“New property coming on helps us a lot,” Marshall said. “But, when new property comes on, that is additional children. Therefore, the money from the new property is supposed to generate income to serve those children. But, when we get reduced because of the older property increasing more than 4 percent, then that is a setback.”
Moberly admits that there are several factors in the SEEK formula that need to be looked at, including Marshall’s concern about property values.“We’ve been hesitant in the past to change that because anytime you change something, there are winners and losers because there is only so much money that goes in,” he said. “But, that’s an issue that we have to talk about because that’s not fair to those districts that have that phenomenon happen. I’m going to try to do something about that this time.”Studies have shown that SEEK is equitable, Gross said, because it provides weights for a variety of items whose “worth” will vary from district to district.

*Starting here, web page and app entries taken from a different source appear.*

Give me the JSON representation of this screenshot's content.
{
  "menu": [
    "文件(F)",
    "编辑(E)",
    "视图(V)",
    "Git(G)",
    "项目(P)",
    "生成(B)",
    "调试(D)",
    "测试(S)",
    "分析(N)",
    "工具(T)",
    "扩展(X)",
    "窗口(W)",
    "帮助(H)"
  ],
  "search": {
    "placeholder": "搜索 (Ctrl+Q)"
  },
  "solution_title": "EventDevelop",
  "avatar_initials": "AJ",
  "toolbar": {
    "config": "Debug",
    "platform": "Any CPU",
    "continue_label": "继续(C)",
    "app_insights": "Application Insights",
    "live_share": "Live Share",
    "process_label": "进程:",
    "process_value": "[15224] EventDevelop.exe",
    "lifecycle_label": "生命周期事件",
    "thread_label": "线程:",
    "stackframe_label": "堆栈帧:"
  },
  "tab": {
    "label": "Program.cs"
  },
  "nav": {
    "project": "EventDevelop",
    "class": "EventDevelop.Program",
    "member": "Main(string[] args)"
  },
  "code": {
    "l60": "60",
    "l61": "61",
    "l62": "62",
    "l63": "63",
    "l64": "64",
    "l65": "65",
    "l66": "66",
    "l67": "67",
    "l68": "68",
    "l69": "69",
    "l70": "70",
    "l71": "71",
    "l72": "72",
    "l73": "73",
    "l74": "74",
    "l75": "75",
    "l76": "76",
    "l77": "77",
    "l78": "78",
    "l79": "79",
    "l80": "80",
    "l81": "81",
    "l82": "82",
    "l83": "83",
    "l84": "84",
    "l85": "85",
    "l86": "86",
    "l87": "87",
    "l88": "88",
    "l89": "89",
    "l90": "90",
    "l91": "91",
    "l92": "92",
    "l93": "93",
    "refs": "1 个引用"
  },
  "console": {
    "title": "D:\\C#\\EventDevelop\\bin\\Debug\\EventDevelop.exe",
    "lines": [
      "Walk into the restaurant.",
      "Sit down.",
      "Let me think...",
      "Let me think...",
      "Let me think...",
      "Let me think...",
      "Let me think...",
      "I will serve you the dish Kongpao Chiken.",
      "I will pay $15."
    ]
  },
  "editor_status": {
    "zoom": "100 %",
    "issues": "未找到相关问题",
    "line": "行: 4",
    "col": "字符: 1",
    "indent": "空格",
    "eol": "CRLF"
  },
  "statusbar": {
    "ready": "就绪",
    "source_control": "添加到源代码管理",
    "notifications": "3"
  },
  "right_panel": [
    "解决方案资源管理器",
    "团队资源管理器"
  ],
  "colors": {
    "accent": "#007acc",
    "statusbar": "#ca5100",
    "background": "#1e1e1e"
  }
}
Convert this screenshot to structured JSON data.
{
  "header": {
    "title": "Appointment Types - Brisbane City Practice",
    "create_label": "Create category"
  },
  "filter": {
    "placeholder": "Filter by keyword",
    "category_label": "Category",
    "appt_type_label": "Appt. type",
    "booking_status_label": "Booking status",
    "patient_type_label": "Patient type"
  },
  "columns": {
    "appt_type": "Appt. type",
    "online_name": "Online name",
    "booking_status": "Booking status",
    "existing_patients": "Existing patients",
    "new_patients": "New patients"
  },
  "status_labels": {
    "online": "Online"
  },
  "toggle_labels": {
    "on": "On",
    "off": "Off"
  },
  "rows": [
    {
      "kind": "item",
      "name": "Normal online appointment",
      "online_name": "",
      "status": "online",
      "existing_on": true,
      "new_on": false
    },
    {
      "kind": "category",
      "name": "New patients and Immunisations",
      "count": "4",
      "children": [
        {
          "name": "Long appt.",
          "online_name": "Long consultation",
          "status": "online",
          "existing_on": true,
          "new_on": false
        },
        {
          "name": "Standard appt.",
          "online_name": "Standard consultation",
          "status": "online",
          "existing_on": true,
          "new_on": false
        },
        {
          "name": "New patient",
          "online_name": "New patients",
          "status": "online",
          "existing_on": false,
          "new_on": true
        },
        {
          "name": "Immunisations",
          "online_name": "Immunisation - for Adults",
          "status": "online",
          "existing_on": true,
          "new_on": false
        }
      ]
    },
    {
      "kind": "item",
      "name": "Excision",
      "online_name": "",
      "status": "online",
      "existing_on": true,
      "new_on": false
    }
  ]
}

Equitable, not equal
“SEEK is designed to provide equitable state funding, rather than equal funding,” she said. “More funding for SEEK would help all districts, including Madison County. And, more flexibility for districts to level “growth” taxes also would be helpful.”
In the past 20 years, four independent districts have merged with their county counterparts with financial considerations being the primary reasons for the merger.Gross, however, said communities should remain optimistic about their school district.“I’d encourage those who are concerned about a district’s financial situation to have confidence that district officials work hard to ensure that students get the support they need in school, and that means they are focused on implementing good business practices,” she said.
There is no easy solution to any district’s financial struggles, Gross said. “Sometimes, those resolve themselves when state funding is allocated, if the issue is that the district experiences unforeseen growth or has a one-time major expense,” she said.“Sometimes, it takes a thorough review of fiscal practices and assistance from our staff to help the district get back on track,” she said. “The issue is not equity, but adequacy — more funding for the state SEEK formula will help all districts and balance out local funding.”
Kentucky constantly has to be thinking about creating a more stable economy and a more stable source of revenue, Worley said, so when there is a major industry dip because of a recession, the state still has the ability to address core needs, such as education.“The first thing that Harry and I will do before the 2008 session of the General Assembly is meet with the superintendent and members of the board of education,” he said. “We’ll learn from them exactly what caused them difficulty and whether or not it’s the anomalies that are in the SEEK formula where often times some of the more prosperous districts have a penalty as opposed to some of the less prosperous districts. We’ll do an assessment in terms of their financial needs so that cuts don’t have to be made.”